** Opening THE DATA block **
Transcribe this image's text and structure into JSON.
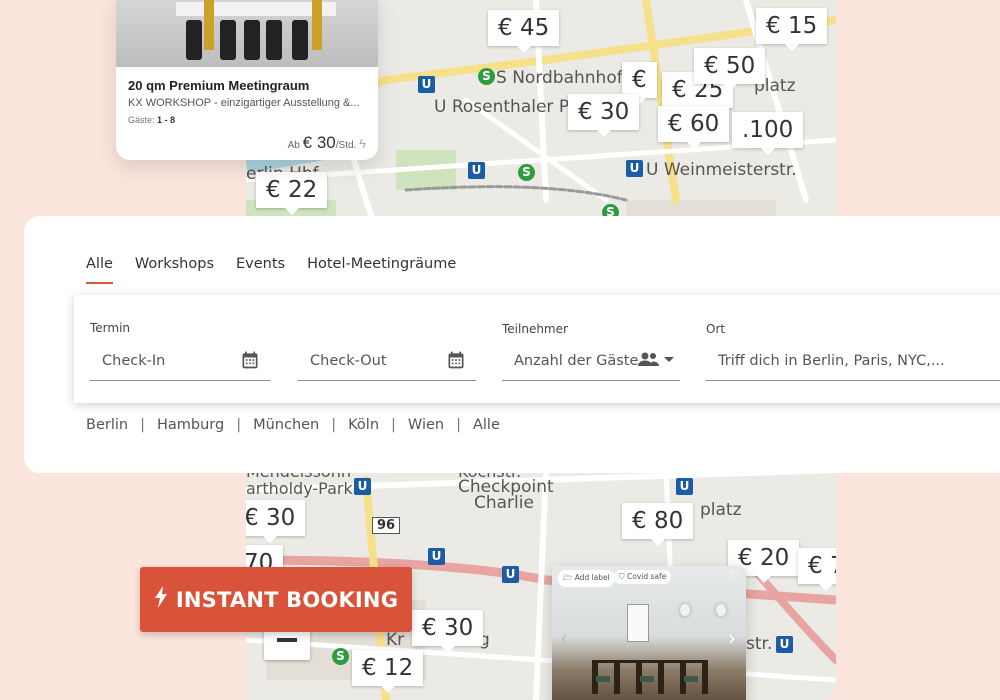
{
  "map": {
    "labels": {
      "nordbahnhof": "S Nordbahnhof",
      "rosenthaler": "U Rosenthaler P",
      "weinmeister": "U Weinmeisterstr.",
      "hbf": "erlin Hbf",
      "platz_top": "platz",
      "mendelssohn": "Mendelssohn",
      "bartholdy": "artholdy-Park",
      "checkpoint_1": "Checkpoint",
      "checkpoint_2": "Charlie",
      "kochstr": "Kochstr.",
      "platz_bottom": "platz",
      "str": "str.",
      "kr": "Kr",
      "g": "g",
      "road_96": "96"
    },
    "pins": {
      "p45": "€ 45",
      "p15": "€ 15",
      "p50": "€ 50",
      "p25": "€ 25",
      "pE": "€",
      "p30a": "€ 30",
      "p60": "€ 60",
      "p100": ".100",
      "p22": "€ 22",
      "p30b": "€ 30",
      "p70": "70",
      "p80": "€ 80",
      "p20": "€ 20",
      "p7": "€ 7",
      "p30c": "€ 30",
      "p12": "€ 12"
    },
    "station_letters": {
      "u": "U",
      "s": "S"
    }
  },
  "top_card": {
    "title": "20 qm Premium Meetingraum",
    "description": "KX WORKSHOP - einzigartiger Ausstellung &...",
    "guests_label": "Gäste:",
    "guests_value": "1 - 8",
    "price_prefix": "Ab",
    "price_amount": "€ 30",
    "price_unit": "/Std."
  },
  "search": {
    "tabs": [
      "Alle",
      "Workshops",
      "Events",
      "Hotel-Meetingräume"
    ],
    "active_tab": "Alle",
    "termin_label": "Termin",
    "checkin_placeholder": "Check-In",
    "checkout_placeholder": "Check-Out",
    "teilnehmer_label": "Teilnehmer",
    "guests_placeholder": "Anzahl der Gäste",
    "ort_label": "Ort",
    "location_placeholder": "Triff dich in Berlin, Paris, NYC,...",
    "cities": [
      "Berlin",
      "Hamburg",
      "München",
      "Köln",
      "Wien",
      "Alle"
    ],
    "separator": "|"
  },
  "instant_booking": {
    "label": "INSTANT BOOKING"
  },
  "bottom_card": {
    "add_label": "Add label",
    "covid_label": "Covid safe"
  },
  "colors": {
    "accent": "#d9533a",
    "background": "#fbe5dd",
    "ubahn": "#1a5da6",
    "sbahn": "#2e9b3e"
  }
}
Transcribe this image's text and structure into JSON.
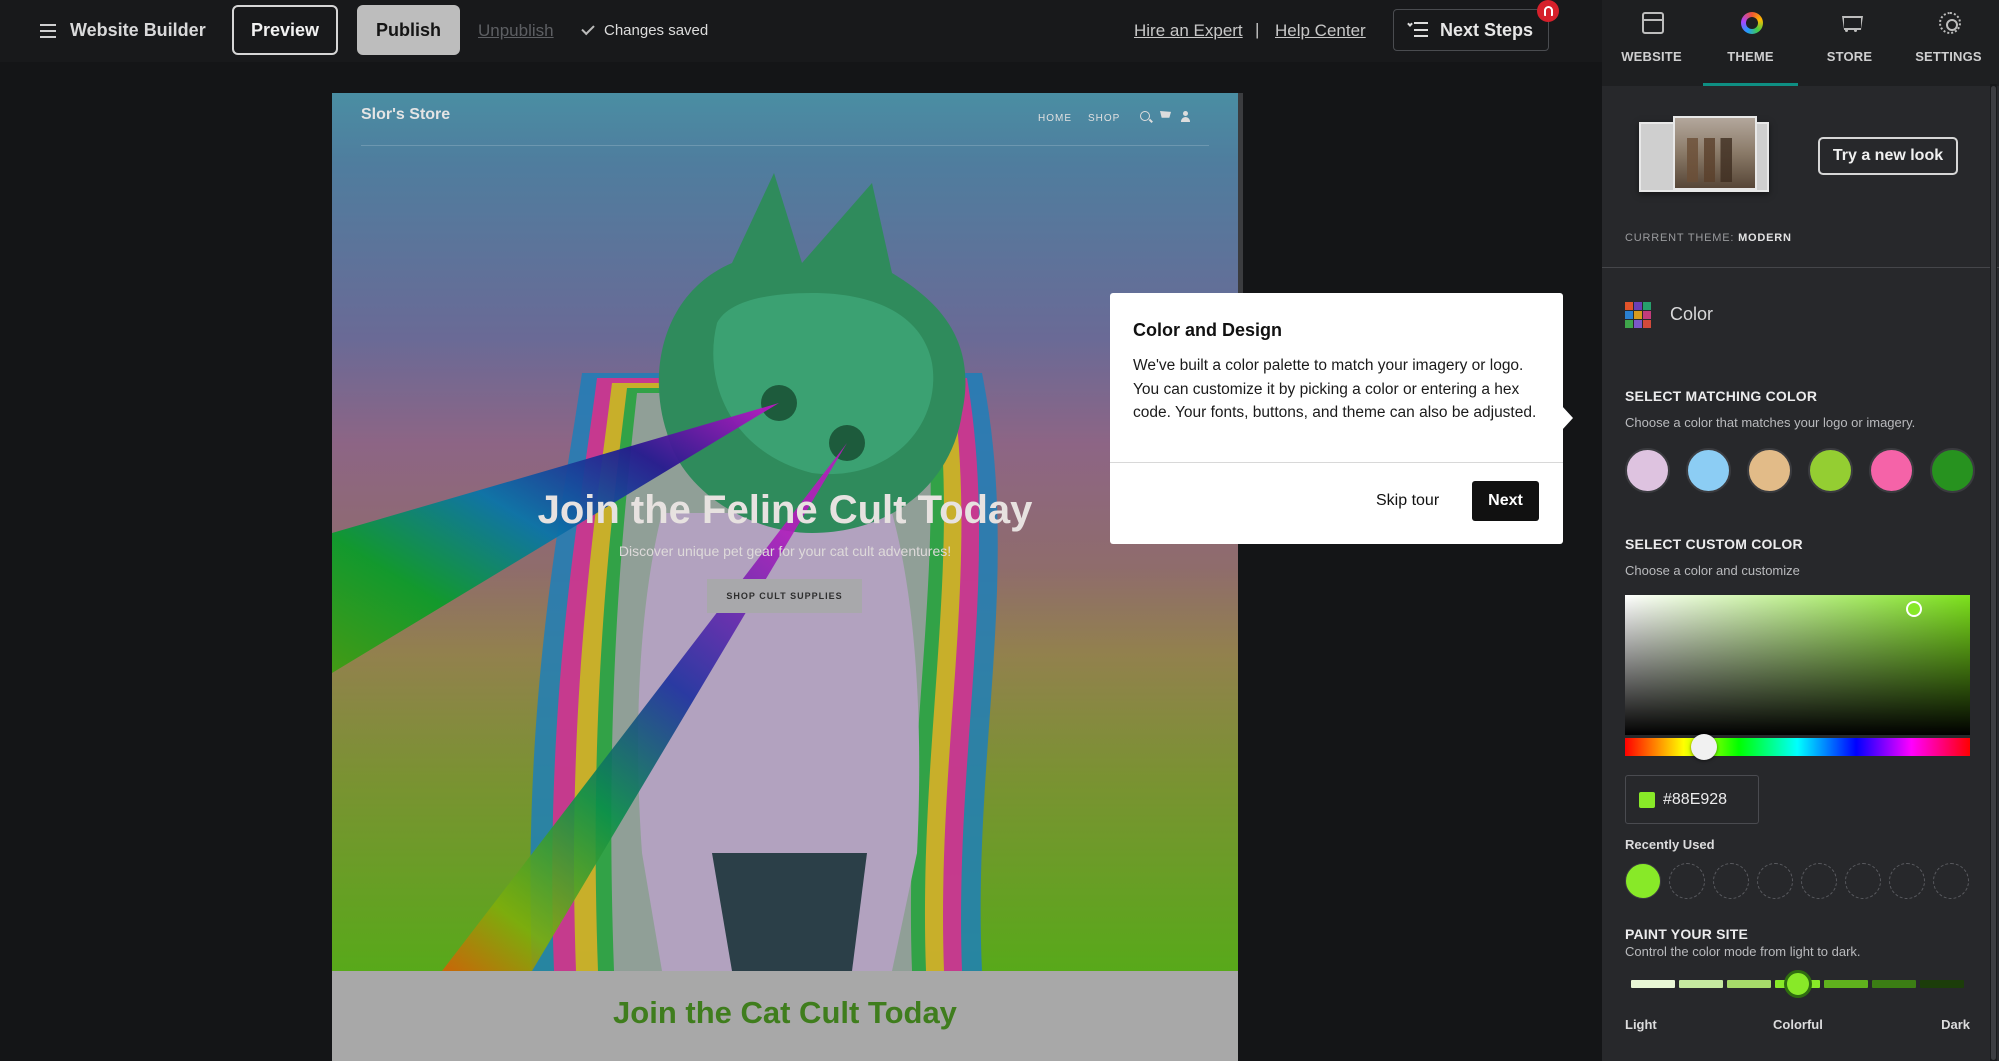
{
  "topbar": {
    "app_title": "Website Builder",
    "preview_label": "Preview",
    "publish_label": "Publish",
    "unpublish_label": "Unpublish",
    "status": "Changes saved",
    "hire_label": "Hire an Expert",
    "separator": "|",
    "help_label": "Help Center",
    "next_steps_label": "Next Steps",
    "icons": {
      "menu": "hamburger-icon",
      "status": "check-icon",
      "next_steps": "checklist-icon",
      "notification": "bell-icon"
    },
    "colors": {
      "notification_badge": "#d6202b",
      "publish_bg": "#bdbdbd"
    }
  },
  "site": {
    "logo": "Slor's Store",
    "nav": [
      "HOME",
      "SHOP"
    ],
    "nav_icons": [
      "search-icon",
      "cart-icon",
      "user-icon"
    ],
    "hero_title": "Join the Feline Cult Today",
    "hero_subtitle": "Discover unique pet gear for your cat cult adventures!",
    "hero_cta": "SHOP CULT SUPPLIES",
    "section2_title": "Join the Cat Cult Today"
  },
  "tour": {
    "title": "Color and Design",
    "body": "We've built a color palette to match your imagery or logo. You can customize it by picking a color or entering a hex code. Your fonts, buttons, and theme can also be adjusted.",
    "skip_label": "Skip tour",
    "next_label": "Next"
  },
  "panel": {
    "tabs": [
      {
        "label": "WEBSITE",
        "icon": "website-icon"
      },
      {
        "label": "THEME",
        "icon": "theme-icon",
        "active": true
      },
      {
        "label": "STORE",
        "icon": "store-icon"
      },
      {
        "label": "SETTINGS",
        "icon": "settings-icon"
      }
    ],
    "try_new_look_label": "Try a new look",
    "current_theme_prefix": "CURRENT THEME:",
    "current_theme_name": "MODERN",
    "color_section_label": "Color",
    "matching": {
      "title": "SELECT MATCHING COLOR",
      "subtitle": "Choose a color that matches your logo or imagery.",
      "swatches": [
        "#dec3e0",
        "#8ccdf4",
        "#e2bb88",
        "#94ce32",
        "#f563a8",
        "#27921f"
      ]
    },
    "custom": {
      "title": "SELECT CUSTOM COLOR",
      "subtitle": "Choose a color and customize",
      "hex": "#88E928",
      "hue_position": 0.23
    },
    "recent": {
      "title": "Recently Used",
      "colors": [
        "#88e928",
        "",
        "",
        "",
        "",
        "",
        "",
        ""
      ]
    },
    "paint": {
      "title": "PAINT YOUR SITE",
      "subtitle": "Control the color mode from light to dark.",
      "labels": {
        "light": "Light",
        "colorful": "Colorful",
        "dark": "Dark"
      },
      "level": 0.5,
      "segments": [
        "#e9f7d6",
        "#c5e9a0",
        "#a6da6a",
        "#88e928",
        "#5fb11d",
        "#3b7d14",
        "#1c3d0a"
      ]
    },
    "colors": {
      "accent": "#0e8f83",
      "selected_color": "#88e928"
    }
  }
}
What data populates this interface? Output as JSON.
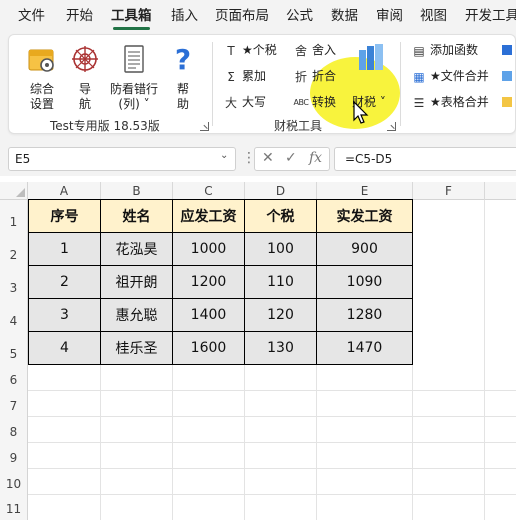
{
  "menu": {
    "tabs": [
      "文件",
      "开始",
      "工具箱",
      "插入",
      "页面布局",
      "公式",
      "数据",
      "审阅",
      "视图",
      "开发工具"
    ],
    "active": "工具箱"
  },
  "ribbon": {
    "test_group": {
      "buttons": [
        {
          "line1": "综合",
          "line2": "设置"
        },
        {
          "line1": "导",
          "line2": "航"
        },
        {
          "line1": "防看错行",
          "line2": "(列) ˅"
        },
        {
          "line1": "帮",
          "line2": "助"
        }
      ],
      "label": "Test专用版 18.53版"
    },
    "tax_group": {
      "items": [
        {
          "icon": "T",
          "label": "★个税"
        },
        {
          "icon": "Σ",
          "label": "累加"
        },
        {
          "icon": "大",
          "label": "大写"
        },
        {
          "icon": "舍",
          "label": "舍入"
        },
        {
          "icon": "折",
          "label": "折合"
        },
        {
          "icon": "ABC",
          "label": "转换"
        }
      ],
      "dropdown": "财税 ˅",
      "label": "财税工具"
    },
    "right_group": {
      "items": [
        "添加函数",
        "★文件合并",
        "★表格合并"
      ]
    }
  },
  "formula_bar": {
    "name_box": "E5",
    "formula": "=C5-D5"
  },
  "grid": {
    "columns": [
      "A",
      "B",
      "C",
      "D",
      "E",
      "F"
    ],
    "rows": [
      "1",
      "2",
      "3",
      "4",
      "5",
      "6",
      "7",
      "8",
      "9",
      "10",
      "11"
    ],
    "headers": [
      "序号",
      "姓名",
      "应发工资",
      "个税",
      "实发工资"
    ],
    "data": [
      [
        "1",
        "花泓昊",
        "1000",
        "100",
        "900"
      ],
      [
        "2",
        "祖开朗",
        "1200",
        "110",
        "1090"
      ],
      [
        "3",
        "惠允聪",
        "1400",
        "120",
        "1280"
      ],
      [
        "4",
        "桂乐圣",
        "1600",
        "130",
        "1470"
      ]
    ]
  },
  "colors": {
    "accent": "#217346",
    "header_fill": "#fff2cc",
    "body_fill": "#e6e6e6",
    "highlight": "#f7f22c"
  }
}
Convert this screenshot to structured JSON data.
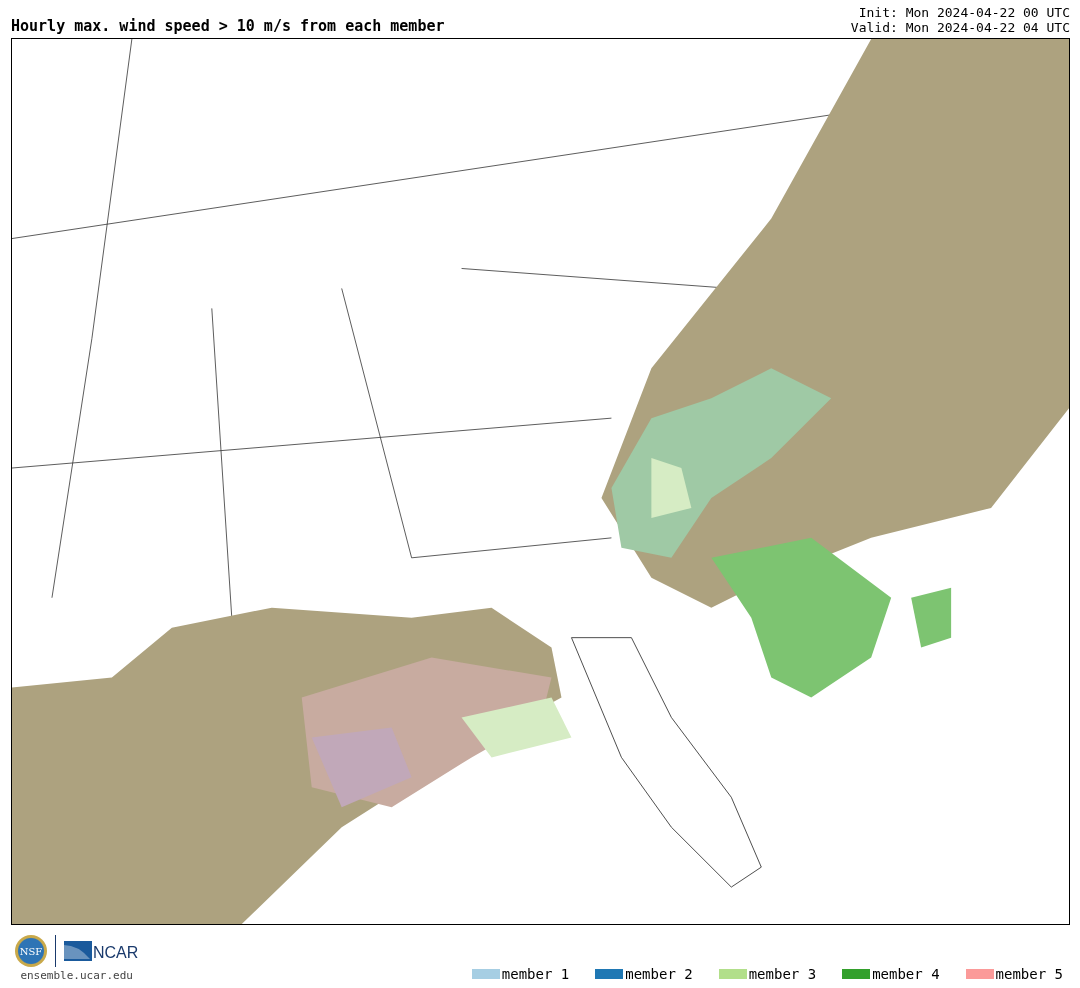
{
  "header": {
    "title": "Hourly max. wind speed > 10 m/s from each member",
    "init": "Init: Mon 2024-04-22 00 UTC",
    "valid": "Valid: Mon 2024-04-22 04 UTC"
  },
  "footer": {
    "nsf_logo": "NSF",
    "ncar_logo": "NCAR",
    "url": "ensemble.ucar.edu"
  },
  "legend": [
    {
      "label": "member 1",
      "color": "#a6cee3"
    },
    {
      "label": "member 2",
      "color": "#1f78b4"
    },
    {
      "label": "member 3",
      "color": "#b2df8a"
    },
    {
      "label": "member 4",
      "color": "#33a02c"
    },
    {
      "label": "member 5",
      "color": "#fb9a99"
    }
  ]
}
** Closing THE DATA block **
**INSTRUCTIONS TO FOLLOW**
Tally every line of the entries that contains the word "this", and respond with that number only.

**EXERCISE RESPONSE**
4